◆ Problem requirements
Please show every line in the entries below that includes the word "this".

====

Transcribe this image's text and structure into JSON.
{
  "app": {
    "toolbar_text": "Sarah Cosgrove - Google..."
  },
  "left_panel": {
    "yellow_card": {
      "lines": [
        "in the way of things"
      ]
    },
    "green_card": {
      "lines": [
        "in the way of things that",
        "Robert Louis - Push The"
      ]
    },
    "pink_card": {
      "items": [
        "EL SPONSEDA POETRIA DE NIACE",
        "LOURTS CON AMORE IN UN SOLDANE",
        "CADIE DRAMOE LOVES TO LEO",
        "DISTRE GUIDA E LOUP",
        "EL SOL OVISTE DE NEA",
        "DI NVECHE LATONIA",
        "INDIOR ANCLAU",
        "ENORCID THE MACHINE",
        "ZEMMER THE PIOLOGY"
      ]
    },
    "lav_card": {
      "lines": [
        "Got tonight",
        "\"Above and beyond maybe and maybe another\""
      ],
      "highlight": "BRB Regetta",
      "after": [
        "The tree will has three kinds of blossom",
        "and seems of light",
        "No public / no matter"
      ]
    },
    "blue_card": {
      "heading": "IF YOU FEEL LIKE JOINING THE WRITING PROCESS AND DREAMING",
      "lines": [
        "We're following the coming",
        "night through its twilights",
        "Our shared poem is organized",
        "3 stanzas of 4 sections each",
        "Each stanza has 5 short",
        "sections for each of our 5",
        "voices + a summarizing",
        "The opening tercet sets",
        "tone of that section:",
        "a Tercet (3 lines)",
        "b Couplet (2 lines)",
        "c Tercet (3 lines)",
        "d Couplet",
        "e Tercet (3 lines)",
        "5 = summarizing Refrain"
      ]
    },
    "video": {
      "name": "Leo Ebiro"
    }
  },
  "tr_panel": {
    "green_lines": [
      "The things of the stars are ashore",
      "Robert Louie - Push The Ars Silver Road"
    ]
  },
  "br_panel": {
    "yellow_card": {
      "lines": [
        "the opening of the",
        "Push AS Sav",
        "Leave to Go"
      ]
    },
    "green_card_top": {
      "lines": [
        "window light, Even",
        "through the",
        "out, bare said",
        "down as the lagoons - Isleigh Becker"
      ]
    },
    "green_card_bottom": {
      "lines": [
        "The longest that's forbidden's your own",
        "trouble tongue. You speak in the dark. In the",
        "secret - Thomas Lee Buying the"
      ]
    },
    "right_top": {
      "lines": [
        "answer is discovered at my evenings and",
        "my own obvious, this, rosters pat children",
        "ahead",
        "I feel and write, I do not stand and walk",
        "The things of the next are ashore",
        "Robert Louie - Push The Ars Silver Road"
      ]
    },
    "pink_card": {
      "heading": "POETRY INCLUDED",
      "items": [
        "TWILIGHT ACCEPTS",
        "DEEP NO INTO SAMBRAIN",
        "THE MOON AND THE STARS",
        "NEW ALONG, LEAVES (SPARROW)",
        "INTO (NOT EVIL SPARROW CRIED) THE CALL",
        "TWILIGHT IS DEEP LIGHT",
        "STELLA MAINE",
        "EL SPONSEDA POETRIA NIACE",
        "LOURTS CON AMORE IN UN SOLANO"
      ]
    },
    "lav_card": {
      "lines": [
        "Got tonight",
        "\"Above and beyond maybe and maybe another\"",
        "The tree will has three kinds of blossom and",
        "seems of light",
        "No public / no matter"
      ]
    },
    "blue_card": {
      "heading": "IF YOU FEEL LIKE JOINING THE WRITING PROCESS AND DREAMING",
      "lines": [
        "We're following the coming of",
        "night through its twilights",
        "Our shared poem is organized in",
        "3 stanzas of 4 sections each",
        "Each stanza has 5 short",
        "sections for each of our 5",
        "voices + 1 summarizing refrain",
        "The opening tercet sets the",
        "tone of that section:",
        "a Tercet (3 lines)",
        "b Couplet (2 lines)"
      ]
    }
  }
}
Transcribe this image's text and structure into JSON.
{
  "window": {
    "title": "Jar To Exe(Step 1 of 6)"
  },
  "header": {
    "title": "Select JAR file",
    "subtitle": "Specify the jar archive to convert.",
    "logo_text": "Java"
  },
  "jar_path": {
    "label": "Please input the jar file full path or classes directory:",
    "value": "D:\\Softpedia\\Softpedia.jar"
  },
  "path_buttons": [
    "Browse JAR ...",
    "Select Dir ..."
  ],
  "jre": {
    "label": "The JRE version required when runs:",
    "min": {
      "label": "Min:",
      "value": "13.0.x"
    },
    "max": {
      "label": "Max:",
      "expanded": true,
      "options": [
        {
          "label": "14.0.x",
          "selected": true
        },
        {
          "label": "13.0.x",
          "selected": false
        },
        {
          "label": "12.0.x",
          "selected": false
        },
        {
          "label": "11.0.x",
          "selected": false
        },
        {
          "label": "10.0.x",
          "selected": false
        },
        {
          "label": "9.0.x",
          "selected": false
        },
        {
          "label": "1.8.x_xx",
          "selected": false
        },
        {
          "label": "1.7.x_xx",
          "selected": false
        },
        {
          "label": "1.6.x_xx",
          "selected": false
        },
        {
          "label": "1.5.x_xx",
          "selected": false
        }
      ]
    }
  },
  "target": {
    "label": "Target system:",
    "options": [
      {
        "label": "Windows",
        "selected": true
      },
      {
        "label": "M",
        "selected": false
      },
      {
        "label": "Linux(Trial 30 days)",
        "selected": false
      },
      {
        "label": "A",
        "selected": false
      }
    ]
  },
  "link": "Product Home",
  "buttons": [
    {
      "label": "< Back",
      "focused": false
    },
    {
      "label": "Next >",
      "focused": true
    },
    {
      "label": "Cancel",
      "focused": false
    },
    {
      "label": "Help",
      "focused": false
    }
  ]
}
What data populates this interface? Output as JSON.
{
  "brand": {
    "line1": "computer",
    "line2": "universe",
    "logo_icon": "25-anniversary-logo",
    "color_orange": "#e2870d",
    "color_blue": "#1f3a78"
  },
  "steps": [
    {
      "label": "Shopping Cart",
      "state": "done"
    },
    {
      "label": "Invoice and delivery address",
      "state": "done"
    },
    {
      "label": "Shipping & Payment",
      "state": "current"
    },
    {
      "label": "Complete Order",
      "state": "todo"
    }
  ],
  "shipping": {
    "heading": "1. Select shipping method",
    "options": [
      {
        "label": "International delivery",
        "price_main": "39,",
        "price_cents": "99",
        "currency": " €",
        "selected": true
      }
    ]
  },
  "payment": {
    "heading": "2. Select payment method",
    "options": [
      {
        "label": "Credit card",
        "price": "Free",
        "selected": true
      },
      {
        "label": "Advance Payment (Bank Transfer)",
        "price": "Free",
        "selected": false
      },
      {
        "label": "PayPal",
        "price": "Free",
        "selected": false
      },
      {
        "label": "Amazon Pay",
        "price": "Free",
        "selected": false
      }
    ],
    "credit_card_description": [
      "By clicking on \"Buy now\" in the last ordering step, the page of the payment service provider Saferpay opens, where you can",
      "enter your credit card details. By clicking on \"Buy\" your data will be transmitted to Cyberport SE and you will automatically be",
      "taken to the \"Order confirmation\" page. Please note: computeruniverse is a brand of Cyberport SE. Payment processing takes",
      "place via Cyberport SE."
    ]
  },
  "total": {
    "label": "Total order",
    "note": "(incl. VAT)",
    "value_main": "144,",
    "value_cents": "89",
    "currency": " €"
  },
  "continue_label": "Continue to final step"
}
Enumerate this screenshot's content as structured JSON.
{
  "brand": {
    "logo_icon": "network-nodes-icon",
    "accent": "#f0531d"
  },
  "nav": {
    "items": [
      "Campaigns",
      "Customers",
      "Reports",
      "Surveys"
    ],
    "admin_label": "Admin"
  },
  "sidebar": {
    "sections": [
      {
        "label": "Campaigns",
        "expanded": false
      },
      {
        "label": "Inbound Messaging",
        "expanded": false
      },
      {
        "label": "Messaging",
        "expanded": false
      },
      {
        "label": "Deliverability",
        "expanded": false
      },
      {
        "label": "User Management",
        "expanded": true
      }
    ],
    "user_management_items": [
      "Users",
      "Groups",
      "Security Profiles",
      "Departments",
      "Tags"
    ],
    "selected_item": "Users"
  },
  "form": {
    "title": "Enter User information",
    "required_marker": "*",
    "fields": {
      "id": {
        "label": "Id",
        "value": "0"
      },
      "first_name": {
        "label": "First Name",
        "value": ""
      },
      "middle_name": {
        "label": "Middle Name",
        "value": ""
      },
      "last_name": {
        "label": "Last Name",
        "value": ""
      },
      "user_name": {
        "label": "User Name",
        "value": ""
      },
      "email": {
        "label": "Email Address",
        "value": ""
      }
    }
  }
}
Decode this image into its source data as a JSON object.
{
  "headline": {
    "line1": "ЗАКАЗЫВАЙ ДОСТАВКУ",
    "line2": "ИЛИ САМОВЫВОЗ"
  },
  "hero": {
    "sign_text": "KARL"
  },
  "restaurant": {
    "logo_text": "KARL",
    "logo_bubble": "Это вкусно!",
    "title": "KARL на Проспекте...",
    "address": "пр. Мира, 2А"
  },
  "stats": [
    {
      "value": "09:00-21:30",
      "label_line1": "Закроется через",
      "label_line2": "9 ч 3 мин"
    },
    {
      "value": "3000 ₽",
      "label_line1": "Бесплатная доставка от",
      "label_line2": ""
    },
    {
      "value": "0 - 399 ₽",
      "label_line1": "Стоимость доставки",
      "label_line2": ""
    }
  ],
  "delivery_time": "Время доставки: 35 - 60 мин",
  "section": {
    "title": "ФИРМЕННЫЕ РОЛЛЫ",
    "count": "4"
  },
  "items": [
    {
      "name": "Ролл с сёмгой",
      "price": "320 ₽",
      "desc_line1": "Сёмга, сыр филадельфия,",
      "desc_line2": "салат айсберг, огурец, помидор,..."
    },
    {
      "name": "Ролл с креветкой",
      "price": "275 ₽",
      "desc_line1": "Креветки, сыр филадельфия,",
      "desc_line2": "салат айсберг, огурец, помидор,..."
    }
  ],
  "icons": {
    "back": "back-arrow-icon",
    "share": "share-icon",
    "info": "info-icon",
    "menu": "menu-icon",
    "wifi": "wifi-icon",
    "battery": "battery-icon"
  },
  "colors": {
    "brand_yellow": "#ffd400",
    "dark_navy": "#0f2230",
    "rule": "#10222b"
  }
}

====

◆ Response below
Transcribe this image's text and structure into JSON.
        "my own obvious, this, rosters pat children",
Transcribe this image's text and structure into JSON.
What data populates this interface? Output as JSON.
Enumerate this screenshot's content as structured JSON.
Decode this image into its source data as a JSON object.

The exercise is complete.